Website and app data records:
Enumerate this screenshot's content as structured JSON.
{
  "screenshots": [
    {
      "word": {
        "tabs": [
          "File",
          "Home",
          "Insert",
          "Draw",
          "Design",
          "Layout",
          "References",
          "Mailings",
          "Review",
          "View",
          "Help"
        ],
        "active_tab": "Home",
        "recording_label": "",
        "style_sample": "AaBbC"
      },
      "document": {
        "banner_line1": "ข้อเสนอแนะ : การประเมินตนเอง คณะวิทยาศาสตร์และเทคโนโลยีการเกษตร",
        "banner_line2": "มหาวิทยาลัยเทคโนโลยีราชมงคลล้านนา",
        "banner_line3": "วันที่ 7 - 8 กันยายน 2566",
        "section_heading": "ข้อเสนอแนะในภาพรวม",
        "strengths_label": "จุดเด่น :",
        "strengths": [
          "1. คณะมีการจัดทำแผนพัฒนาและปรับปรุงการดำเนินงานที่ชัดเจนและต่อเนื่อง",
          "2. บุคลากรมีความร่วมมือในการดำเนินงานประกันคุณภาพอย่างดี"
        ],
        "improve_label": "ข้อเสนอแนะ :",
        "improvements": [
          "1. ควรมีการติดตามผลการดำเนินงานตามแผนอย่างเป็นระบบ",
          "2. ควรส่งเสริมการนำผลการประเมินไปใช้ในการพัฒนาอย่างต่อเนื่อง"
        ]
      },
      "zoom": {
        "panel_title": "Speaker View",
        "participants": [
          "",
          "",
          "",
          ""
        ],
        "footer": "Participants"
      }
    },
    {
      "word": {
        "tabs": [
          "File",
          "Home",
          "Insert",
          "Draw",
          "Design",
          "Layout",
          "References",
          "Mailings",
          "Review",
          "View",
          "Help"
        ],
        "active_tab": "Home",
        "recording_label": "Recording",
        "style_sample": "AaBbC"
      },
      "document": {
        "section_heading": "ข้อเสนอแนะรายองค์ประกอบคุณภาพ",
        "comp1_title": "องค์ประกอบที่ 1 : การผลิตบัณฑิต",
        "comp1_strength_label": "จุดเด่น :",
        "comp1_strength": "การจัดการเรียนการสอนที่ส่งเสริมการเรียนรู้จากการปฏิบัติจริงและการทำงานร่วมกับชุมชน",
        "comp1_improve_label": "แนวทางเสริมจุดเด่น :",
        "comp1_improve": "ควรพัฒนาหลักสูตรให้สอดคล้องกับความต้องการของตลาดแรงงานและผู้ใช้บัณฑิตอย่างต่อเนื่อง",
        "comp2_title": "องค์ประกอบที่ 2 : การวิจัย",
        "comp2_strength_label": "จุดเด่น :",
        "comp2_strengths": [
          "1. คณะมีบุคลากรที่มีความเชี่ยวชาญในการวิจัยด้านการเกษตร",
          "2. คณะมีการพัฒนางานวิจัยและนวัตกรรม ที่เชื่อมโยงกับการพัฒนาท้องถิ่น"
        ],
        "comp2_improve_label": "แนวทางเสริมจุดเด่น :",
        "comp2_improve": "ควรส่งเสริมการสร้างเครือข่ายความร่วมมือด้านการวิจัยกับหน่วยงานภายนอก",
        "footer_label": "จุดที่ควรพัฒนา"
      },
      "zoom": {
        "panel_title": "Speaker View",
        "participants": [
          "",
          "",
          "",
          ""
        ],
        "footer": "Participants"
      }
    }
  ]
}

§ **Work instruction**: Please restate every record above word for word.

§ **Answer to this task**:
Enumerate this screenshot's content as structured JSON.
{
  "screenshots": [
    {
      "word": {
        "tabs": [
          "File",
          "Home",
          "Insert",
          "Draw",
          "Design",
          "Layout",
          "References",
          "Mailings",
          "Review",
          "View",
          "Help"
        ],
        "active_tab": "Home",
        "recording_label": "",
        "style_sample": "AaBbC"
      },
      "document": {
        "banner_line1": "ข้อเสนอแนะ : การประเมินตนเอง คณะวิทยาศาสตร์และเทคโนโลยีการเกษตร",
        "banner_line2": "มหาวิทยาลัยเทคโนโลยีราชมงคลล้านนา",
        "banner_line3": "วันที่ 7 - 8 กันยายน 2566",
        "section_heading": "ข้อเสนอแนะในภาพรวม",
        "strengths_label": "จุดเด่น :",
        "strengths": [
          "1. คณะมีการจัดทำแผนพัฒนาและปรับปรุงการดำเนินงานที่ชัดเจนและต่อเนื่อง",
          "2. บุคลากรมีความร่วมมือในการดำเนินงานประกันคุณภาพอย่างดี"
        ],
        "improve_label": "ข้อเสนอแนะ :",
        "improvements": [
          "1. ควรมีการติดตามผลการดำเนินงานตามแผนอย่างเป็นระบบ",
          "2. ควรส่งเสริมการนำผลการประเมินไปใช้ในการพัฒนาอย่างต่อเนื่อง"
        ]
      },
      "zoom": {
        "panel_title": "Speaker View",
        "participants": [
          "",
          "",
          "",
          ""
        ],
        "footer": "Participants"
      }
    },
    {
      "word": {
        "tabs": [
          "File",
          "Home",
          "Insert",
          "Draw",
          "Design",
          "Layout",
          "References",
          "Mailings",
          "Review",
          "View",
          "Help"
        ],
        "active_tab": "Home",
        "recording_label": "Recording",
        "style_sample": "AaBbC"
      },
      "document": {
        "section_heading": "ข้อเสนอแนะรายองค์ประกอบคุณภาพ",
        "comp1_title": "องค์ประกอบที่ 1 : การผลิตบัณฑิต",
        "comp1_strength_label": "จุดเด่น :",
        "comp1_strength": "การจัดการเรียนการสอนที่ส่งเสริมการเรียนรู้จากการปฏิบัติจริงและการทำงานร่วมกับชุมชน",
        "comp1_improve_label": "แนวทางเสริมจุดเด่น :",
        "comp1_improve": "ควรพัฒนาหลักสูตรให้สอดคล้องกับความต้องการของตลาดแรงงานและผู้ใช้บัณฑิตอย่างต่อเนื่อง",
        "comp2_title": "องค์ประกอบที่ 2 : การวิจัย",
        "comp2_strength_label": "จุดเด่น :",
        "comp2_strengths": [
          "1. คณะมีบุคลากรที่มีความเชี่ยวชาญในการวิจัยด้านการเกษตร",
          "2. คณะมีการพัฒนางานวิจัยและนวัตกรรม ที่เชื่อมโยงกับการพัฒนาท้องถิ่น"
        ],
        "comp2_improve_label": "แนวทางเสริมจุดเด่น :",
        "comp2_improve": "ควรส่งเสริมการสร้างเครือข่ายความร่วมมือด้านการวิจัยกับหน่วยงานภายนอก",
        "footer_label": "จุดที่ควรพัฒนา"
      },
      "zoom": {
        "panel_title": "Speaker View",
        "participants": [
          "",
          "",
          "",
          ""
        ],
        "footer": "Participants"
      }
    }
  ]
}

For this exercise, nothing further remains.